Street crime is nearly always hollow and pathetic, minor hoodlums risking major jail time for purse snatchings and convenience store stick-ups that probably net them a day’s worth of narcotics.
But we’ve had a rash of them over the last two weeks, which should concern us all.
A grand jury last week indicted Rodney M. Morant, 40, of Lewiston for a five-hour robbery spree that involved four Lewiston-Auburn convenience stores.
Morant’s one-man crime wave ended when Lewiston Police Lt. Adam Higgins correctly predicted where he would hit next, the Big Apple Store in Lewiston.
Higgins confronted Morant, who ran but was quickly found hiding in some bushes.
Then, last week, police released sketches and photos from two robberies on Main Street in Lewiston. In the first stick-up, April 30, a man and a woman robbed the 7-Eleven store. Then, the following Monday, a man robbed the pharmacy counter at the Rite-Aid store.

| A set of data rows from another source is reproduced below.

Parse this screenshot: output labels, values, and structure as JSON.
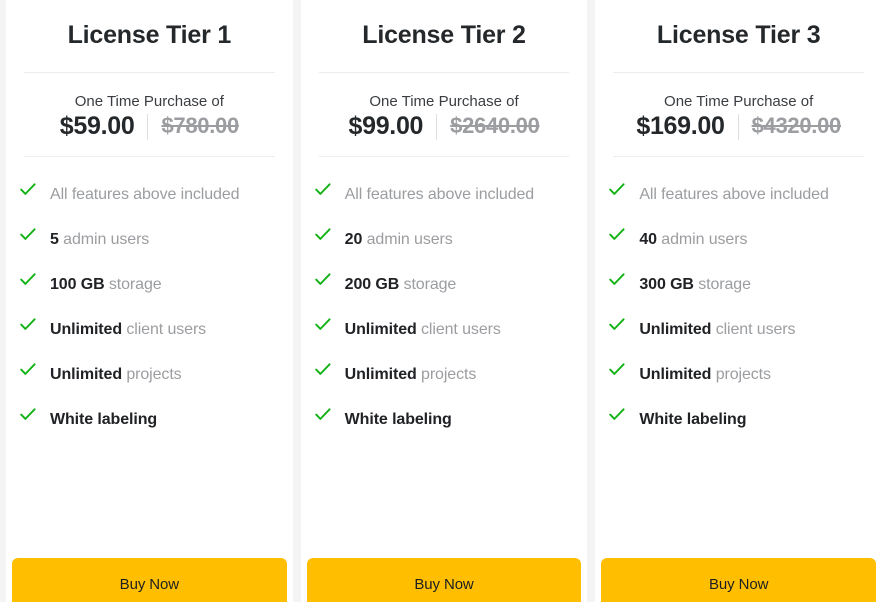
{
  "theme": {
    "page_background": "#f4f4f5",
    "card_background": "#ffffff",
    "accent_button": "#ffbf00",
    "check_green": "#12b215",
    "muted_text": "#9b9da0",
    "heading_text": "#25282b"
  },
  "tiers": [
    {
      "title": "License Tier 1",
      "price_caption": "One Time Purchase of",
      "price_current": "$59.00",
      "price_original": "$780.00",
      "features": [
        {
          "strong": "",
          "rest": "All features above included",
          "muted_all": true
        },
        {
          "strong": "5",
          "rest": " admin users",
          "muted_all": false
        },
        {
          "strong": "100 GB",
          "rest": " storage",
          "muted_all": false
        },
        {
          "strong": "Unlimited",
          "rest": " client users",
          "muted_all": false
        },
        {
          "strong": "Unlimited",
          "rest": " projects",
          "muted_all": false
        },
        {
          "strong": "White labeling",
          "rest": "",
          "muted_all": false
        }
      ],
      "buy_label": "Buy Now"
    },
    {
      "title": "License Tier 2",
      "price_caption": "One Time Purchase of",
      "price_current": "$99.00",
      "price_original": "$2640.00",
      "features": [
        {
          "strong": "",
          "rest": "All features above included",
          "muted_all": true
        },
        {
          "strong": "20",
          "rest": " admin users",
          "muted_all": false
        },
        {
          "strong": "200 GB",
          "rest": " storage",
          "muted_all": false
        },
        {
          "strong": "Unlimited",
          "rest": " client users",
          "muted_all": false
        },
        {
          "strong": "Unlimited",
          "rest": " projects",
          "muted_all": false
        },
        {
          "strong": "White labeling",
          "rest": "",
          "muted_all": false
        }
      ],
      "buy_label": "Buy Now"
    },
    {
      "title": "License Tier 3",
      "price_caption": "One Time Purchase of",
      "price_current": "$169.00",
      "price_original": "$4320.00",
      "features": [
        {
          "strong": "",
          "rest": "All features above included",
          "muted_all": true
        },
        {
          "strong": "40",
          "rest": " admin users",
          "muted_all": false
        },
        {
          "strong": "300 GB",
          "rest": " storage",
          "muted_all": false
        },
        {
          "strong": "Unlimited",
          "rest": " client users",
          "muted_all": false
        },
        {
          "strong": "Unlimited",
          "rest": " projects",
          "muted_all": false
        },
        {
          "strong": "White labeling",
          "rest": "",
          "muted_all": false
        }
      ],
      "buy_label": "Buy Now"
    }
  ],
  "icons": {
    "check": "check-icon"
  }
}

In between, Auburn Police arrested Samuel R. Landry on May 2 for snatching a purse from a woman outside the Hannaford on Spring Street.
We hope the recent flurry of street crime isn’t the beginning of a summer-long trend. Either way, this uptick in robberies should concern police and city officials.
As the Sun Journal reported last Sunday, more Mainers, including women are buying handguns, seeking training and obtaining concealed-weapon permits.
Obviously, people only carry weapons when they are fearful. The real question is whether their fears are justified by the facts. We do not believe they are.
The violent crime rate in Maine is very low and has been steadily so for more than 10 years. In fact, according to the U.S. Census Bureau, in 2006 Maine had the lowest violent crime rate in the U.S.
What’s more, in 2008 Lewiston and Auburn had the lowest crime rate among the larger cities in Maine, including Portland, Bangor, South Portland, Westbrook, Augusta and Waterville.
Yet, more people apparently feel they are in danger.
Some of this may have to do with the explosion of cop/court TV shows like Law & Order and CSI Miami, but a surge in local drug-related crimes can only reinforce the impression of rampant crime.
More people carrying guns combined with more people committing petty robberies only increases the odds that one of these incidents will end badly.
Since so many of these crimes prove to be drug-related, one solution might be trying to intervene with treatment programs before users become desperate enough to rob.
Perhaps cards and posters could be developed for drug stores and convenience stores urging people to get help with problems before they reach the end of their rope.
Maybe more preventative intervention could be done in certain neighborhoods to put people at risk of doing drug crimes in touch with help.
Expansion of the neighborhood substation program begun by the Lewiston Police Department is another alternative.
Perhaps most importantly, we need to step up efforts to make sure all Mainers understand that the violent crime rate in Maine is exceedingly low and our streets exceptionally safe.